London 23/05/2012 - Base metals fell on the LME on Wednesday morning when eurozone sentiment worsened, pulling down the euro and resulting in an exodus from risky assets.
Comments on Wednesday by former Greek Prime Minister Lucas Papademos that Greece had to stick with painful austerity measures or face a damaging exit from the eurozone ratcheted up risk-averse sentiment across markets, with the euro dropping to 1.2613 against the dollar, its softest since September 2010. It has since edged away from that 21-month low but remains under pressure at 1.2654.
“Base metals are at the mercy of eurozone worries,” a trader said. “Failure to find a solution [to the debt crisis] will keep prices in check as a risk-off mentality prevails. Expect prices to trend lower in the short term.”
All eyes are now on Brussels where European Union leaders will gather later today to discuss how to revive growth in the bloc but France's push for a joint eurozone bond is already facing opposition from Germany. Investors are sceptical about the group coming to any agreement.
EU current account data was better than expected at 9.1B against a forecast 4.7B and industrial orders also outperformed at 1.8 percent against an expected -0.1 percent and a previous -0.4 percent. But this did little to improve sentiment while Greek concerns weigh.
Later today US new home sales, house price index and crude oil inventories are due.
ALL METALS ON BACK FOOT
Copper dropped to a fresh four-month low, dipping below $7,600 to $7,590 per tonne. It was last at $7,606.50, down $132.50 on the previous day’s close. Volumes are comparatively high for this time of day, with 9,450 lots changing hands on Select so far.
The price drop was not helped by a 1,725-tonne stock increase, taking LME inventories to 225,700 tonnes. Increases were seen in Busan, Gwangyang and Vlissingen.
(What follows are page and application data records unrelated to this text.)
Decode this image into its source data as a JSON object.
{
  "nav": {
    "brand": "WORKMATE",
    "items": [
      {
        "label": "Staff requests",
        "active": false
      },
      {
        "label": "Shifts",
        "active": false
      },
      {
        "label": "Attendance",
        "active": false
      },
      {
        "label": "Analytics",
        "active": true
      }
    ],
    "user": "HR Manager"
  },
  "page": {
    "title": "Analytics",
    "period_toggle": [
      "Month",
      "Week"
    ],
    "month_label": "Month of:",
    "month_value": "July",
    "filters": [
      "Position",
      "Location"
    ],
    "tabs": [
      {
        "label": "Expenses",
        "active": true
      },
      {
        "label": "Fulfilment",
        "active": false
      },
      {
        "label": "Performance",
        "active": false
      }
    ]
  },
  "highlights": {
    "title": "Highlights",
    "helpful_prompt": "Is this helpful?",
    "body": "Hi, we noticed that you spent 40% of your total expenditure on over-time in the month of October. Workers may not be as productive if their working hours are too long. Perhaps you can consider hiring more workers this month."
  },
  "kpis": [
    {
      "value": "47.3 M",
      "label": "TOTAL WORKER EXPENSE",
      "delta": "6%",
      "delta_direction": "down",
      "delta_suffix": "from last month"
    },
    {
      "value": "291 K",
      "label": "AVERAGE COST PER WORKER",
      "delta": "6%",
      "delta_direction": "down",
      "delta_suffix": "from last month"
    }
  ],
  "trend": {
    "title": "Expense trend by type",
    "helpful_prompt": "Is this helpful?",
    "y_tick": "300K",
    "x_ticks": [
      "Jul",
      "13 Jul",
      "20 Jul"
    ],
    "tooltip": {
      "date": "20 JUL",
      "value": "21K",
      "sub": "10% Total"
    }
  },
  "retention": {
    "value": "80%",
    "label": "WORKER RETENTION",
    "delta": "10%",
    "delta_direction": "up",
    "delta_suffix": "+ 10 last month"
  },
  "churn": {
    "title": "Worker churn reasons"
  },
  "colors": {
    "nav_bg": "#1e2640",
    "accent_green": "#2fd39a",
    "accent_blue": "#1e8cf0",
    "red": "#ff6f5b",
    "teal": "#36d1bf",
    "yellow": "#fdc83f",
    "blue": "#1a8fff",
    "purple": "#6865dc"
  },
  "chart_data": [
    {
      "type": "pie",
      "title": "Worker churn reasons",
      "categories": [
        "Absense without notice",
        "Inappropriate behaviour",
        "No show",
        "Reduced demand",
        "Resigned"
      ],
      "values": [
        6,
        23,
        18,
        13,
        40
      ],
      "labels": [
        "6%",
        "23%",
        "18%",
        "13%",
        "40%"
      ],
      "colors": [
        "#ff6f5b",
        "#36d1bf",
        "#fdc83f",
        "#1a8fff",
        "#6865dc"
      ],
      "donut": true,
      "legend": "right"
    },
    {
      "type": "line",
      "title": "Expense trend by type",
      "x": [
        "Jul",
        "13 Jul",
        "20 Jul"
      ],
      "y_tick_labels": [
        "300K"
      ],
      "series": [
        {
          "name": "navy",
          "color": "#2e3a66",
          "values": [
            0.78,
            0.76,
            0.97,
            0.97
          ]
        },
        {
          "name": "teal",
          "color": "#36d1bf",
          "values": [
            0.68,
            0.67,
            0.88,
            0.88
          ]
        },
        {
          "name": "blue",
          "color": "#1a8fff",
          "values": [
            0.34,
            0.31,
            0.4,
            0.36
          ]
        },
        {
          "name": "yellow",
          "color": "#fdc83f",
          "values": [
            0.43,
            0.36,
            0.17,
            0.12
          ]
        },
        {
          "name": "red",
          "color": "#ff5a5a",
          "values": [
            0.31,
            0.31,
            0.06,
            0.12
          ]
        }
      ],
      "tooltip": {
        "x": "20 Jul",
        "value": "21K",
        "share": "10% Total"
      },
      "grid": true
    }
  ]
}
Cancelled warrants at 28,725 tonnes were at their lowest since December 14.
Aluminium at $2,020.25 gave up all of the previous week’s gains and was down $8.75. Inventories were down 5,025 tonnes to 4,952,975 tonnes, despite an increase in Busan stocks of 1,900 tonnes and in Gwangyang of 3,400 tonnes.
Cancelled warrants, meanwhile, jumped 46,200 tonnes to 1,732,725 tonnes due to a rise of 24,358 tonnes of metal booked for removal in New Orleans, while Vlissingen stocks jumped 27,775 tonnes to 836,100 tonnes.
Norwegian aluminium group Norsk Hydro said on Wednesday it intends to close the Kurri Kurri aluminium smelter in Australia, which has capacity of 180,000 tonnes per year, due to lower metal prices, the strong Australian dollar, continued weak economic conditions and the uncertain market outlook.
“It is clear that the plant will not be profitable in the short term with current market prices, while long-term viability will be negatively affected by a number of factors including increasing energy costs and the carbon tax,” Hilde Merete Aasheim, executive vice president of Hydro's primary metal business area, said.
Nickel fell to a near six-month low at $16,750 and was recently at $16,816 - still down $84. The export ban on nickel ores from Indonesia has had little effect on the market so far because of faltering demand. Stocks were down 564 tonnes at 105,168 tonnes, while cancelled warrants were little changed at 6,858 tonnes.
Zinc also dropped to its weakest since January 10 at $1,873 before recovering to $1,878, still down $33 on the previous close. Inventories were down 1,500 tonnes at 943,325 tonnes, while cancelled warrants jumped 11,275 tonnes, with 46,400 tonnes of metal now booked for removal in New Orleans, up 12,525 tonnes.
Lead at $1,930.75 declined $34.25 even after stocks fell to 353,450 tonnes, while cancelled warrants were at 75,050 tonnes.
Tin at $19,475 was down $230 and the weakest since January 4. Inventories declined 580 tonnes to 13,995 tonnes and cancelled warrants were at 5,175 tonnes.
Steel fell below $400 - it was recently quoted at $390/465 - while stocks were unchanged. In the minor metals, cobalt was indicated at $30,000/30,950 and molybdenum at $29,750/30,350.
(Additional reporting by Perrine Faye, editing by Mark Shaw)